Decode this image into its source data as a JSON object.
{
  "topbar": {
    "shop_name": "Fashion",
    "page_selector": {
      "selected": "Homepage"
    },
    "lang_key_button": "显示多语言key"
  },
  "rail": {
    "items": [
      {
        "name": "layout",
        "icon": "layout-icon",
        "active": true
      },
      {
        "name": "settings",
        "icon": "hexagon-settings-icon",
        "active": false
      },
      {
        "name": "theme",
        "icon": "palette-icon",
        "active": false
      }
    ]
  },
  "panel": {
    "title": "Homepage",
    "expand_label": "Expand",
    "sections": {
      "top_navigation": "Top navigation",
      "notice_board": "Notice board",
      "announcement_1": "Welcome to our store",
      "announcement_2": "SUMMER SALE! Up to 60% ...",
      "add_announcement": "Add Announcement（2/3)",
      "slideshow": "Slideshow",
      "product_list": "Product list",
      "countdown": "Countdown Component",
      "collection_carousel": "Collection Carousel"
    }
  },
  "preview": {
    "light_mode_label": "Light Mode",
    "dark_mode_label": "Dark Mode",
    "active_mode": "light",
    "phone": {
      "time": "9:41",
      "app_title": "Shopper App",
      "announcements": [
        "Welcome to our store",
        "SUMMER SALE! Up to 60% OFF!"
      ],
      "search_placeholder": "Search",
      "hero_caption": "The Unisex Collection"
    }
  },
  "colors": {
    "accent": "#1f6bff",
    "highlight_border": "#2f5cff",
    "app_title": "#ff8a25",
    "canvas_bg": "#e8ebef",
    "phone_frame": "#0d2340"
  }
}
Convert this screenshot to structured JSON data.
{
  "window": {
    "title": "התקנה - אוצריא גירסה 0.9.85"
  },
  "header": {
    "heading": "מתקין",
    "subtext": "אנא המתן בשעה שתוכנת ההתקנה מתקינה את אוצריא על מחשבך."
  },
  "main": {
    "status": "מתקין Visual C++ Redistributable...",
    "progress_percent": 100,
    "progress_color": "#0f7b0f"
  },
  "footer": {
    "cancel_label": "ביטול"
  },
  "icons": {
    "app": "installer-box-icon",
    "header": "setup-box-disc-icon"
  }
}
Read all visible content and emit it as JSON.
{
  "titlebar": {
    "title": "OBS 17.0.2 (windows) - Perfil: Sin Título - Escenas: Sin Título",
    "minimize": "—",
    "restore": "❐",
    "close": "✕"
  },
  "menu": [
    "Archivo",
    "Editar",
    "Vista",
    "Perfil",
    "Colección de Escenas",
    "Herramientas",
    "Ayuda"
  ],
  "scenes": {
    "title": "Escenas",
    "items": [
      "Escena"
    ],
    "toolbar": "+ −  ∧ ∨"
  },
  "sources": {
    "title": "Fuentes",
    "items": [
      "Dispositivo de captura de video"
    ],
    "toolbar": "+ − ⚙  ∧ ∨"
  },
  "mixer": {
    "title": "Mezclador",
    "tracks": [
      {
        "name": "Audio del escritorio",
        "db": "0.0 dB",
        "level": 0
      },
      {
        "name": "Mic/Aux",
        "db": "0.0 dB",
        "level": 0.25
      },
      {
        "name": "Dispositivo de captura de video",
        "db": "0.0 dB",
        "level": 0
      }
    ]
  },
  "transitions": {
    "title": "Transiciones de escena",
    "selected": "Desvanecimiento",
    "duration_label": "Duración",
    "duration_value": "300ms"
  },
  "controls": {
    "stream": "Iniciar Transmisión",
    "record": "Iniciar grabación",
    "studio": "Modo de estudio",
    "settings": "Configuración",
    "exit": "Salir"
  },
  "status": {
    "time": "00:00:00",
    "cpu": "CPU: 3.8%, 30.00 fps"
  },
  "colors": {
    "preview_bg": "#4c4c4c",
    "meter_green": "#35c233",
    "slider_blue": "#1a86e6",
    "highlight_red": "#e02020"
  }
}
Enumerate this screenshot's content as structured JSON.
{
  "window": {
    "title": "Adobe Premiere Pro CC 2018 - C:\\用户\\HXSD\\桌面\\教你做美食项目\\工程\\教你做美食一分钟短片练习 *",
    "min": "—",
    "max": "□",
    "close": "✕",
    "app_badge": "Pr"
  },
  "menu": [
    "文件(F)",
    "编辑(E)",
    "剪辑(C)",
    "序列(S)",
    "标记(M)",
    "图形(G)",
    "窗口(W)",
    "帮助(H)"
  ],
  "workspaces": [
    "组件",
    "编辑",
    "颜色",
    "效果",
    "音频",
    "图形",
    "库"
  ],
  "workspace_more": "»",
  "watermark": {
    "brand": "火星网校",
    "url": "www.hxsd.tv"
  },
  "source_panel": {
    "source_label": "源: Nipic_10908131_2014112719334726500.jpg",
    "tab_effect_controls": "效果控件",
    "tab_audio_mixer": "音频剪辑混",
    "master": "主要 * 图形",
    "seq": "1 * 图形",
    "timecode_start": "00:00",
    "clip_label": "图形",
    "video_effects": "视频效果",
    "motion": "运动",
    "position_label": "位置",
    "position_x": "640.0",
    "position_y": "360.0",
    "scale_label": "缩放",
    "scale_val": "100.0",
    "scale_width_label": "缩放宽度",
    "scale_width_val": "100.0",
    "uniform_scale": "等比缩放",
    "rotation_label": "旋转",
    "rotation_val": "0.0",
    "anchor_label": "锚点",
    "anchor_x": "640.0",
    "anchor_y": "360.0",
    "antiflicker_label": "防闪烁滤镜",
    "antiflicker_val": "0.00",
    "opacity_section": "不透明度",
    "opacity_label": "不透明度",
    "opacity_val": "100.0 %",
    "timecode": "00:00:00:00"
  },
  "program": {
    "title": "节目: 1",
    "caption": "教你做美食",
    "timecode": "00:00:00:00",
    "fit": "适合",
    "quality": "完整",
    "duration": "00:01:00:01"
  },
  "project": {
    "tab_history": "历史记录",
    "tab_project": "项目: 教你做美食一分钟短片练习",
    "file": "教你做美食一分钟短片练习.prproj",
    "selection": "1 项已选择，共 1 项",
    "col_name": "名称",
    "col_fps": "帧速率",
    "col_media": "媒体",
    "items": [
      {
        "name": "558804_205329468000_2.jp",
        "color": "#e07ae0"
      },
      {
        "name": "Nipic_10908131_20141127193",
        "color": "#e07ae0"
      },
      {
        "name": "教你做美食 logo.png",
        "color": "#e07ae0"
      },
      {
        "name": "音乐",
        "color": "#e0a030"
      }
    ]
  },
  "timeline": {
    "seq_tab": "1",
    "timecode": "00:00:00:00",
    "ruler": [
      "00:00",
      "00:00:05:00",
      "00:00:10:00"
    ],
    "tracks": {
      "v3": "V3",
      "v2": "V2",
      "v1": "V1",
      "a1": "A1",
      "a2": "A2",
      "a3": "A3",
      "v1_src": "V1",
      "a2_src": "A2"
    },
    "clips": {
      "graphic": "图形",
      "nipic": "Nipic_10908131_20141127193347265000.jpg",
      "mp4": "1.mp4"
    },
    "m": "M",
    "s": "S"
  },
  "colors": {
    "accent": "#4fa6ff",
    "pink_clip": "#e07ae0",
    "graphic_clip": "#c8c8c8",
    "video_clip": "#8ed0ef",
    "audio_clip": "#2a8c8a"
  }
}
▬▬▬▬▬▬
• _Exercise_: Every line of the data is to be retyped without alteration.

• _Result_:
Decode this image into its source data as a JSON object.
{
  "topbar": {
    "shop_name": "Fashion",
    "page_selector": {
      "selected": "Homepage"
    },
    "lang_key_button": "显示多语言key"
  },
  "rail": {
    "items": [
      {
        "name": "layout",
        "icon": "layout-icon",
        "active": true
      },
      {
        "name": "settings",
        "icon": "hexagon-settings-icon",
        "active": false
      },
      {
        "name": "theme",
        "icon": "palette-icon",
        "active": false
      }
    ]
  },
  "panel": {
    "title": "Homepage",
    "expand_label": "Expand",
    "sections": {
      "top_navigation": "Top navigation",
      "notice_board": "Notice board",
      "announcement_1": "Welcome to our store",
      "announcement_2": "SUMMER SALE! Up to 60% ...",
      "add_announcement": "Add Announcement（2/3)",
      "slideshow": "Slideshow",
      "product_list": "Product list",
      "countdown": "Countdown Component",
      "collection_carousel": "Collection Carousel"
    }
  },
  "preview": {
    "light_mode_label": "Light Mode",
    "dark_mode_label": "Dark Mode",
    "active_mode": "light",
    "phone": {
      "time": "9:41",
      "app_title": "Shopper App",
      "announcements": [
        "Welcome to our store",
        "SUMMER SALE! Up to 60% OFF!"
      ],
      "search_placeholder": "Search",
      "hero_caption": "The Unisex Collection"
    }
  },
  "colors": {
    "accent": "#1f6bff",
    "highlight_border": "#2f5cff",
    "app_title": "#ff8a25",
    "canvas_bg": "#e8ebef",
    "phone_frame": "#0d2340"
  }
}
Convert this screenshot to structured JSON data.
{
  "window": {
    "title": "התקנה - אוצריא גירסה 0.9.85"
  },
  "header": {
    "heading": "מתקין",
    "subtext": "אנא המתן בשעה שתוכנת ההתקנה מתקינה את אוצריא על מחשבך."
  },
  "main": {
    "status": "מתקין Visual C++ Redistributable...",
    "progress_percent": 100,
    "progress_color": "#0f7b0f"
  },
  "footer": {
    "cancel_label": "ביטול"
  },
  "icons": {
    "app": "installer-box-icon",
    "header": "setup-box-disc-icon"
  }
}
Read all visible content and emit it as JSON.
{
  "titlebar": {
    "title": "OBS 17.0.2 (windows) - Perfil: Sin Título - Escenas: Sin Título",
    "minimize": "—",
    "restore": "❐",
    "close": "✕"
  },
  "menu": [
    "Archivo",
    "Editar",
    "Vista",
    "Perfil",
    "Colección de Escenas",
    "Herramientas",
    "Ayuda"
  ],
  "scenes": {
    "title": "Escenas",
    "items": [
      "Escena"
    ],
    "toolbar": "+ −  ∧ ∨"
  },
  "sources": {
    "title": "Fuentes",
    "items": [
      "Dispositivo de captura de video"
    ],
    "toolbar": "+ − ⚙  ∧ ∨"
  },
  "mixer": {
    "title": "Mezclador",
    "tracks": [
      {
        "name": "Audio del escritorio",
        "db": "0.0 dB",
        "level": 0
      },
      {
        "name": "Mic/Aux",
        "db": "0.0 dB",
        "level": 0.25
      },
      {
        "name": "Dispositivo de captura de video",
        "db": "0.0 dB",
        "level": 0
      }
    ]
  },
  "transitions": {
    "title": "Transiciones de escena",
    "selected": "Desvanecimiento",
    "duration_label": "Duración",
    "duration_value": "300ms"
  },
  "controls": {
    "stream": "Iniciar Transmisión",
    "record": "Iniciar grabación",
    "studio": "Modo de estudio",
    "settings": "Configuración",
    "exit": "Salir"
  },
  "status": {
    "time": "00:00:00",
    "cpu": "CPU: 3.8%, 30.00 fps"
  },
  "colors": {
    "preview_bg": "#4c4c4c",
    "meter_green": "#35c233",
    "slider_blue": "#1a86e6",
    "highlight_red": "#e02020"
  }
}
Enumerate this screenshot's content as structured JSON.
{
  "window": {
    "title": "Adobe Premiere Pro CC 2018 - C:\\用户\\HXSD\\桌面\\教你做美食项目\\工程\\教你做美食一分钟短片练习 *",
    "min": "—",
    "max": "□",
    "close": "✕",
    "app_badge": "Pr"
  },
  "menu": [
    "文件(F)",
    "编辑(E)",
    "剪辑(C)",
    "序列(S)",
    "标记(M)",
    "图形(G)",
    "窗口(W)",
    "帮助(H)"
  ],
  "workspaces": [
    "组件",
    "编辑",
    "颜色",
    "效果",
    "音频",
    "图形",
    "库"
  ],
  "workspace_more": "»",
  "watermark": {
    "brand": "火星网校",
    "url": "www.hxsd.tv"
  },
  "source_panel": {
    "source_label": "源: Nipic_10908131_2014112719334726500.jpg",
    "tab_effect_controls": "效果控件",
    "tab_audio_mixer": "音频剪辑混",
    "master": "主要 * 图形",
    "seq": "1 * 图形",
    "timecode_start": "00:00",
    "clip_label": "图形",
    "video_effects": "视频效果",
    "motion": "运动",
    "position_label": "位置",
    "position_x": "640.0",
    "position_y": "360.0",
    "scale_label": "缩放",
    "scale_val": "100.0",
    "scale_width_label": "缩放宽度",
    "scale_width_val": "100.0",
    "uniform_scale": "等比缩放",
    "rotation_label": "旋转",
    "rotation_val": "0.0",
    "anchor_label": "锚点",
    "anchor_x": "640.0",
    "anchor_y": "360.0",
    "antiflicker_label": "防闪烁滤镜",
    "antiflicker_val": "0.00",
    "opacity_section": "不透明度",
    "opacity_label": "不透明度",
    "opacity_val": "100.0 %",
    "timecode": "00:00:00:00"
  },
  "program": {
    "title": "节目: 1",
    "caption": "教你做美食",
    "timecode": "00:00:00:00",
    "fit": "适合",
    "quality": "完整",
    "duration": "00:01:00:01"
  },
  "project": {
    "tab_history": "历史记录",
    "tab_project": "项目: 教你做美食一分钟短片练习",
    "file": "教你做美食一分钟短片练习.prproj",
    "selection": "1 项已选择，共 1 项",
    "col_name": "名称",
    "col_fps": "帧速率",
    "col_media": "媒体",
    "items": [
      {
        "name": "558804_205329468000_2.jp",
        "color": "#e07ae0"
      },
      {
        "name": "Nipic_10908131_20141127193",
        "color": "#e07ae0"
      },
      {
        "name": "教你做美食 logo.png",
        "color": "#e07ae0"
      },
      {
        "name": "音乐",
        "color": "#e0a030"
      }
    ]
  },
  "timeline": {
    "seq_tab": "1",
    "timecode": "00:00:00:00",
    "ruler": [
      "00:00",
      "00:00:05:00",
      "00:00:10:00"
    ],
    "tracks": {
      "v3": "V3",
      "v2": "V2",
      "v1": "V1",
      "a1": "A1",
      "a2": "A2",
      "a3": "A3",
      "v1_src": "V1",
      "a2_src": "A2"
    },
    "clips": {
      "graphic": "图形",
      "nipic": "Nipic_10908131_20141127193347265000.jpg",
      "mp4": "1.mp4"
    },
    "m": "M",
    "s": "S"
  },
  "colors": {
    "accent": "#4fa6ff",
    "pink_clip": "#e07ae0",
    "graphic_clip": "#c8c8c8",
    "video_clip": "#8ed0ef",
    "audio_clip": "#2a8c8a"
  }
}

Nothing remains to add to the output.